- Task statement: Can you print the data exactly and leave out each image?

───

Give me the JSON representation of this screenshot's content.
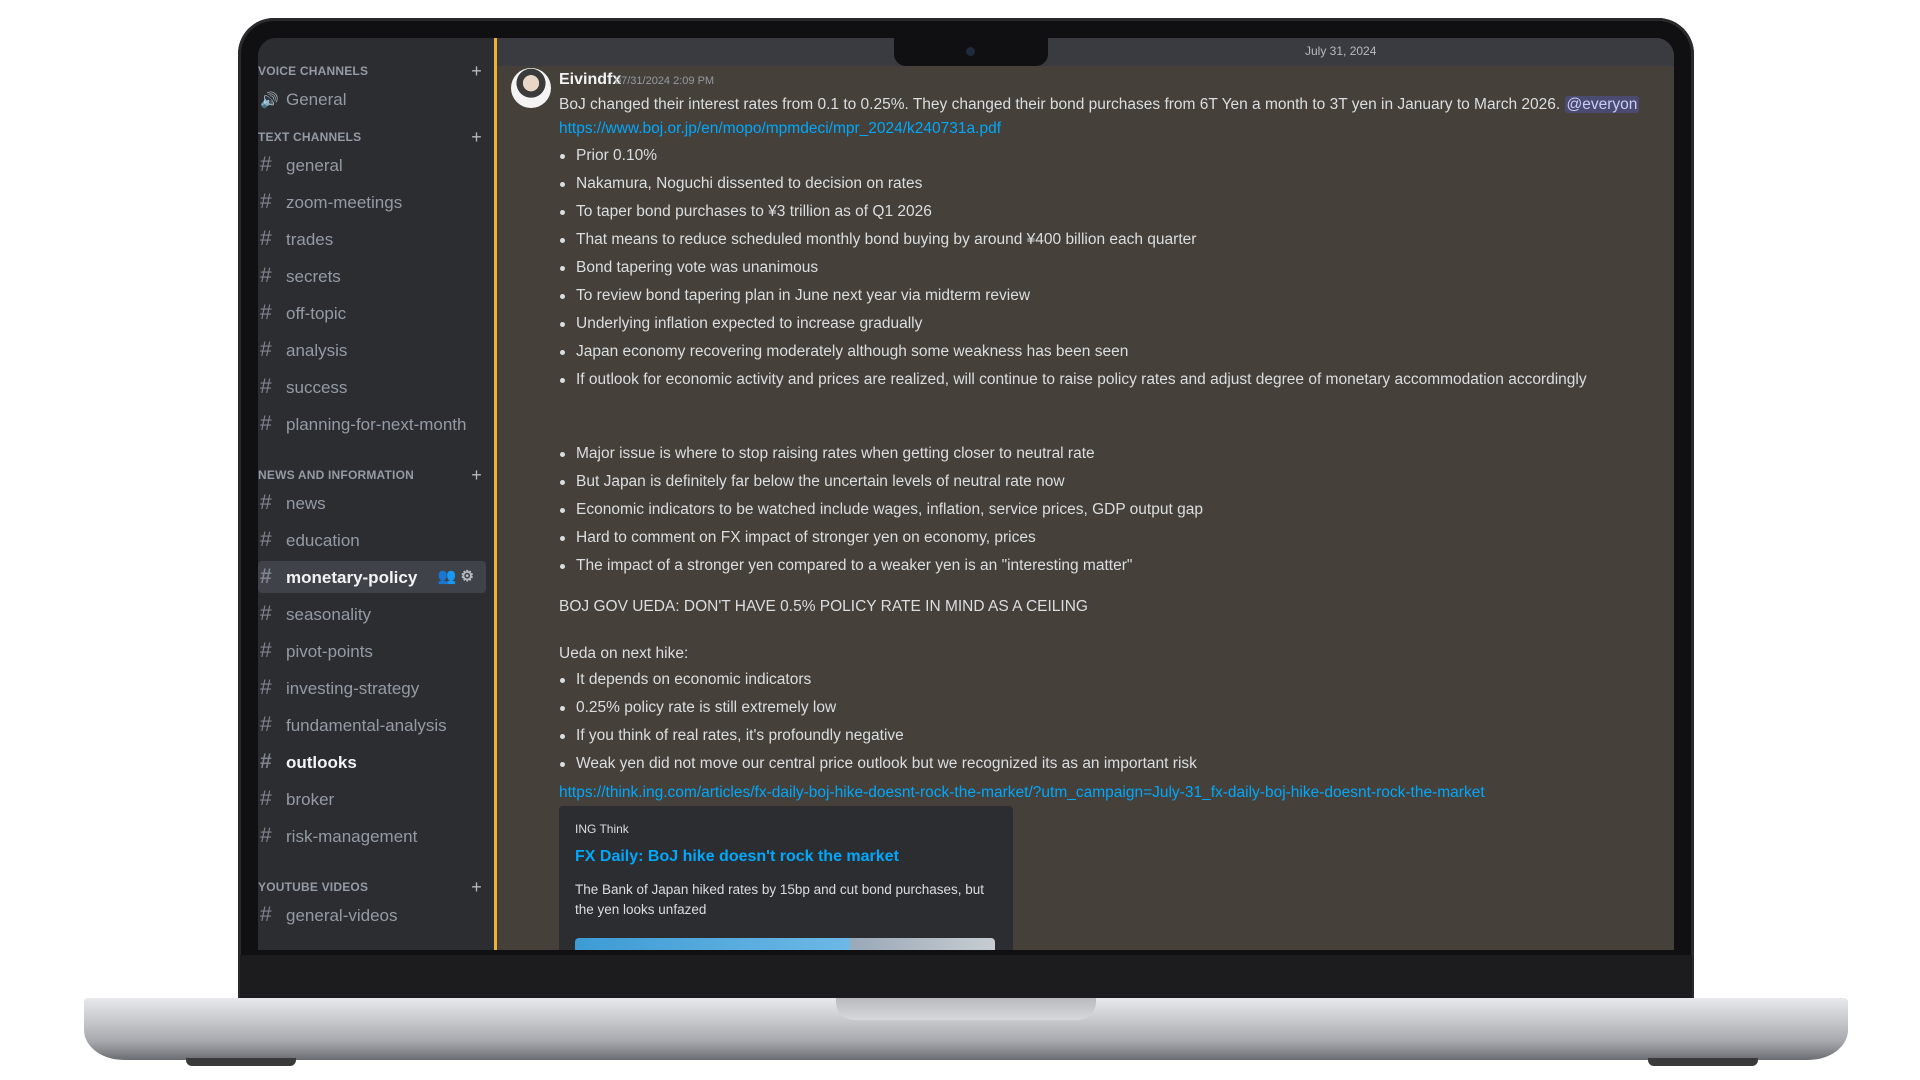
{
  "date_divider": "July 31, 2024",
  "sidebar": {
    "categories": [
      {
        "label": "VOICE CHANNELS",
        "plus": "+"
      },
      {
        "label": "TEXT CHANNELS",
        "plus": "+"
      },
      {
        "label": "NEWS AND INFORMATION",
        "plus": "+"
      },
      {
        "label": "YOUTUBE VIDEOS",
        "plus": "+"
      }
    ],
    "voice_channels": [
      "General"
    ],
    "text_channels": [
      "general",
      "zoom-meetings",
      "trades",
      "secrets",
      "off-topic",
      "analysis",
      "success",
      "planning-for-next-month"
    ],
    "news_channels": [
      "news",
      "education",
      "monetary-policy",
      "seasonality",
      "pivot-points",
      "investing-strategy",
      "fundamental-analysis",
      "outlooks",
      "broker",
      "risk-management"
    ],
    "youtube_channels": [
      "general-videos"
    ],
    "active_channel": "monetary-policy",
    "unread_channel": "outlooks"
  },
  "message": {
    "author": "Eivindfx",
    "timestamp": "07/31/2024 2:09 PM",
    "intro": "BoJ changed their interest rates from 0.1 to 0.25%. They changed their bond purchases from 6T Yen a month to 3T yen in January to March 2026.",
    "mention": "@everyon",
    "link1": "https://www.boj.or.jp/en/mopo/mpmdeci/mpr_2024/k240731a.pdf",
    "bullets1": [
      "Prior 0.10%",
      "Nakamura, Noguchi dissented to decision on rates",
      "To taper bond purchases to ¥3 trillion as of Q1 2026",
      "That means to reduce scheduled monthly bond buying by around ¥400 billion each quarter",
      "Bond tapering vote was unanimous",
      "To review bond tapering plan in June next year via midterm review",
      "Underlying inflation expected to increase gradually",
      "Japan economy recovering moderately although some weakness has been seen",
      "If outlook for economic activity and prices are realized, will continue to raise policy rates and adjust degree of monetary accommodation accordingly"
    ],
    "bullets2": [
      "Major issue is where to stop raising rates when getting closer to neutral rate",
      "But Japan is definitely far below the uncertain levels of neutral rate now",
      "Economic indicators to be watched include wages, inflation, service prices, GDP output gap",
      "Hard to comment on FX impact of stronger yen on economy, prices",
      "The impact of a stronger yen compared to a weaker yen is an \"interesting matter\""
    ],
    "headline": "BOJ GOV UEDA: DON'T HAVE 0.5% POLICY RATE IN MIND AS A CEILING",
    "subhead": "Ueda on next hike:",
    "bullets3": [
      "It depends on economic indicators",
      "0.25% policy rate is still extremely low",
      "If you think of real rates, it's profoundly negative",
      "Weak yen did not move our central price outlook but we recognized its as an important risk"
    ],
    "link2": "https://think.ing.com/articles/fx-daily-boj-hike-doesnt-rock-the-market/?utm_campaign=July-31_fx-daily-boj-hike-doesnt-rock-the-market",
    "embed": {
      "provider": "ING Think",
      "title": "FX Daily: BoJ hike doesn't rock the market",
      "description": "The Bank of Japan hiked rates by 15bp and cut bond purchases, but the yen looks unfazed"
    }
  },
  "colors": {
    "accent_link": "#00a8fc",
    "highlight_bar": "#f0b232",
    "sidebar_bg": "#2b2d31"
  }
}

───

- Answer space:
Give me the JSON representation of this screenshot's content.
{
  "date_divider": "July 31, 2024",
  "sidebar": {
    "categories": [
      {
        "label": "VOICE CHANNELS",
        "plus": "+"
      },
      {
        "label": "TEXT CHANNELS",
        "plus": "+"
      },
      {
        "label": "NEWS AND INFORMATION",
        "plus": "+"
      },
      {
        "label": "YOUTUBE VIDEOS",
        "plus": "+"
      }
    ],
    "voice_channels": [
      "General"
    ],
    "text_channels": [
      "general",
      "zoom-meetings",
      "trades",
      "secrets",
      "off-topic",
      "analysis",
      "success",
      "planning-for-next-month"
    ],
    "news_channels": [
      "news",
      "education",
      "monetary-policy",
      "seasonality",
      "pivot-points",
      "investing-strategy",
      "fundamental-analysis",
      "outlooks",
      "broker",
      "risk-management"
    ],
    "youtube_channels": [
      "general-videos"
    ],
    "active_channel": "monetary-policy",
    "unread_channel": "outlooks"
  },
  "message": {
    "author": "Eivindfx",
    "timestamp": "07/31/2024 2:09 PM",
    "intro": "BoJ changed their interest rates from 0.1 to 0.25%. They changed their bond purchases from 6T Yen a month to 3T yen in January to March 2026.",
    "mention": "@everyon",
    "link1": "https://www.boj.or.jp/en/mopo/mpmdeci/mpr_2024/k240731a.pdf",
    "bullets1": [
      "Prior 0.10%",
      "Nakamura, Noguchi dissented to decision on rates",
      "To taper bond purchases to ¥3 trillion as of Q1 2026",
      "That means to reduce scheduled monthly bond buying by around ¥400 billion each quarter",
      "Bond tapering vote was unanimous",
      "To review bond tapering plan in June next year via midterm review",
      "Underlying inflation expected to increase gradually",
      "Japan economy recovering moderately although some weakness has been seen",
      "If outlook for economic activity and prices are realized, will continue to raise policy rates and adjust degree of monetary accommodation accordingly"
    ],
    "bullets2": [
      "Major issue is where to stop raising rates when getting closer to neutral rate",
      "But Japan is definitely far below the uncertain levels of neutral rate now",
      "Economic indicators to be watched include wages, inflation, service prices, GDP output gap",
      "Hard to comment on FX impact of stronger yen on economy, prices",
      "The impact of a stronger yen compared to a weaker yen is an \"interesting matter\""
    ],
    "headline": "BOJ GOV UEDA: DON'T HAVE 0.5% POLICY RATE IN MIND AS A CEILING",
    "subhead": "Ueda on next hike:",
    "bullets3": [
      "It depends on economic indicators",
      "0.25% policy rate is still extremely low",
      "If you think of real rates, it's profoundly negative",
      "Weak yen did not move our central price outlook but we recognized its as an important risk"
    ],
    "link2": "https://think.ing.com/articles/fx-daily-boj-hike-doesnt-rock-the-market/?utm_campaign=July-31_fx-daily-boj-hike-doesnt-rock-the-market",
    "embed": {
      "provider": "ING Think",
      "title": "FX Daily: BoJ hike doesn't rock the market",
      "description": "The Bank of Japan hiked rates by 15bp and cut bond purchases, but the yen looks unfazed"
    }
  },
  "colors": {
    "accent_link": "#00a8fc",
    "highlight_bar": "#f0b232",
    "sidebar_bg": "#2b2d31"
  }
}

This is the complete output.